Nectarines were domesticated at least 2,000 years ago in China; the fruit’s name means ‘sweet as nectar.’ Both nectarines and peaches are members of the rose family, with a corrugated seed shell in the same subgenus as almonds. Like peaches, nectarine flesh can be yellow, white, or red.

References: Agricultural Marketing Resource Center, Oregon State University, SFGate/San Francisco Chronicle, University of Arizona Yuma County Cooperative Extension, USDA.


Seasonal Availability Chart


There are thousands of peach and nectarine cultivars, with several hundred currently in use for nectarine production. Northern hemisphere countries are on a January-December marketing year, while southern hemisphere nations market peaches and nectarines on a November-October basis.

Like other stone fruit, nectarines can be clingstone, freestone, or semi-freestone according to how easily the pit or seed separates from the flesh. Fruit with a ‘clinging stone’ is generally an early variety, while freestones mature later in the season. Freestones tend to be more popular in the fresh market and are better for freezing while clingstones are preferred for processing.

Yellow is the most common flesh color in the United States for both clingstone and freestone varieties, usually with a higher acid content. White flesh, which originated in Asia and continues to grow in popularity for both peaches and nectarines, tends to be sweeter. Though less common, red fleshed-fruit is available as well. Yellow varieties include Fantasia, Fiesta, Honey Blaze, Nectar Babe, Red Diamond, Ruby Diamond, Summer Bright, Sunglo, Tiffany, Venus, and Zee Fire; they are less sweet with more acid than their white contemporaries.
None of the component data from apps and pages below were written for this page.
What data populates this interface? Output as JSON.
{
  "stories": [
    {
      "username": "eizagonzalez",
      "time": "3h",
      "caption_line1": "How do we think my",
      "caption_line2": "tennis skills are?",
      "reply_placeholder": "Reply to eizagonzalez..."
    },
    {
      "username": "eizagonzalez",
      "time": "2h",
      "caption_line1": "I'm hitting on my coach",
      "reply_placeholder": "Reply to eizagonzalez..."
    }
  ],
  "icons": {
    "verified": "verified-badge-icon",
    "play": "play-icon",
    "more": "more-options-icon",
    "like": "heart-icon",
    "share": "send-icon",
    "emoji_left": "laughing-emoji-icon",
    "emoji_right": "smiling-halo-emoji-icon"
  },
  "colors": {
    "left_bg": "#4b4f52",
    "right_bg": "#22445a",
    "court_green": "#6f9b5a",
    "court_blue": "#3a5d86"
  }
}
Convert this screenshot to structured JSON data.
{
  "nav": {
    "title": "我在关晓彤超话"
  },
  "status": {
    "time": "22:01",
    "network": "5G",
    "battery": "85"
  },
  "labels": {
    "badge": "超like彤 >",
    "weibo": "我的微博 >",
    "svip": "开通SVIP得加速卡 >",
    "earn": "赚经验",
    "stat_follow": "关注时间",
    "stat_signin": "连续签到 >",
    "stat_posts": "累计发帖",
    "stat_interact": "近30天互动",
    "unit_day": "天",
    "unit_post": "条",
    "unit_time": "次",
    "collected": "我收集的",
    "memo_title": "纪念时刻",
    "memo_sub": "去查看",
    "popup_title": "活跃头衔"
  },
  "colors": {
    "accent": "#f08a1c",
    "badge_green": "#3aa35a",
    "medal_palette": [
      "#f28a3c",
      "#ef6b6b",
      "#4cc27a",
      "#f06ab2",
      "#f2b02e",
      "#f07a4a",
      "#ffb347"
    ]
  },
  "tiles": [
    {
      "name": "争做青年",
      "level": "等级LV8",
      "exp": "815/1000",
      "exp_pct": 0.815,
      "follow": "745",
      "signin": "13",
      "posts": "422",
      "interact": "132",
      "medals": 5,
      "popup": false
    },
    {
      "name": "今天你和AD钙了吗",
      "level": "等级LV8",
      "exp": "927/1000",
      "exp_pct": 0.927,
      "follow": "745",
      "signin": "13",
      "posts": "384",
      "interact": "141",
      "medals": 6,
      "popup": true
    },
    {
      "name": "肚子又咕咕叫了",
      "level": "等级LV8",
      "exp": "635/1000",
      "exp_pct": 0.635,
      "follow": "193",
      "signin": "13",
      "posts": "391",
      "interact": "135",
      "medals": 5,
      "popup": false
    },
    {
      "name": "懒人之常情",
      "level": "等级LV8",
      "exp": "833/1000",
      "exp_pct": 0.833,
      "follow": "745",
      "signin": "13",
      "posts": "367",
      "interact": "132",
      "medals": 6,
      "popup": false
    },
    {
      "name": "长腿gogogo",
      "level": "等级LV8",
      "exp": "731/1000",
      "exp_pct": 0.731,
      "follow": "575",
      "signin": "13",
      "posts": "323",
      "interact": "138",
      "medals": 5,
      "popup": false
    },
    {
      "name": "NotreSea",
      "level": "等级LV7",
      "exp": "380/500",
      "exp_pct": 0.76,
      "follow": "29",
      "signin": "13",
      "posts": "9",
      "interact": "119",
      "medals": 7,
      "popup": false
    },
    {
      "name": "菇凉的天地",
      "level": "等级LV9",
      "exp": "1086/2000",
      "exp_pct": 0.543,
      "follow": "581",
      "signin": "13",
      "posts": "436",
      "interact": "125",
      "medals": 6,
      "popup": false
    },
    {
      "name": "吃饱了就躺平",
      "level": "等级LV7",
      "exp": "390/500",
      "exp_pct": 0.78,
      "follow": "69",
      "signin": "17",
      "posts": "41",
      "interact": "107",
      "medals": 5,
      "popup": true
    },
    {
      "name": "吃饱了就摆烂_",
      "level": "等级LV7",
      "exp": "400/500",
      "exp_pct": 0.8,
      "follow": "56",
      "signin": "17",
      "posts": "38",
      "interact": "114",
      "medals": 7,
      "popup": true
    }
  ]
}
White nectarines, such as the Arctic varieties, August Pearl, Jade, Magique, Polar Light, Redgold, and Zephyr, are known for their sweetness and low acid content. Flamekist is a juicy, soft, sweet clingstone variety often used for processing; Heavenly White and Zephyr are white freestone nectarines with a firmer texture, larger size, and lower sugar content, popular for baking and freezing.

Like peaches, there are also specialty cultivars such as flat donut/doughnut varieties preferred for their sweetness, lower acidity, and delicacy. A popular example is Sauzee King.

References: Agricultural Marketing Resource Center, PennState Extension, SFGate/San Francisco Chronicle, University of Georgia, USDA.


A number of pests are attracted to both peaches and nectarines, though the latter may be more susceptible lacking the fuzz on peaches that is supposed to protect fruit from some pests.

Both squash bugs and stink bugs are attracted to developing fruit and leave tiny bite marks on immature fruit that can turn into wrinkles as the skin matures. Most of these imperfections are harmless, but can occur frequently in organics due to restrictions on pesticide use. Research indicates yellow-flesh varieties as more resistant to some pests and disease in nectarines. In addition to squash and stink bugs, other pests of concern include aphids, beetles, borers, caterpillars, cutworms, leaf hoppers, leafrollers, moths, nematodes, scale, and spider mites.

Excess moisture from rain or dew can lead to favorable conditions for a host of viruses and diseases. Among the more common affecting nectarines and peaches are bacterial spot, botrytis, brown rot, coryneum blight, crown gall, grey mold, leaf curl, mosaic, powdery mildew, Rhizopus rot, rust, scab, sunburn, twig blight, and wood decay.

References: PennState Extension, University of California Agriculture & Natural Resources, University of Georgia, USDA, Washington State University Extension.

Page 1 of 212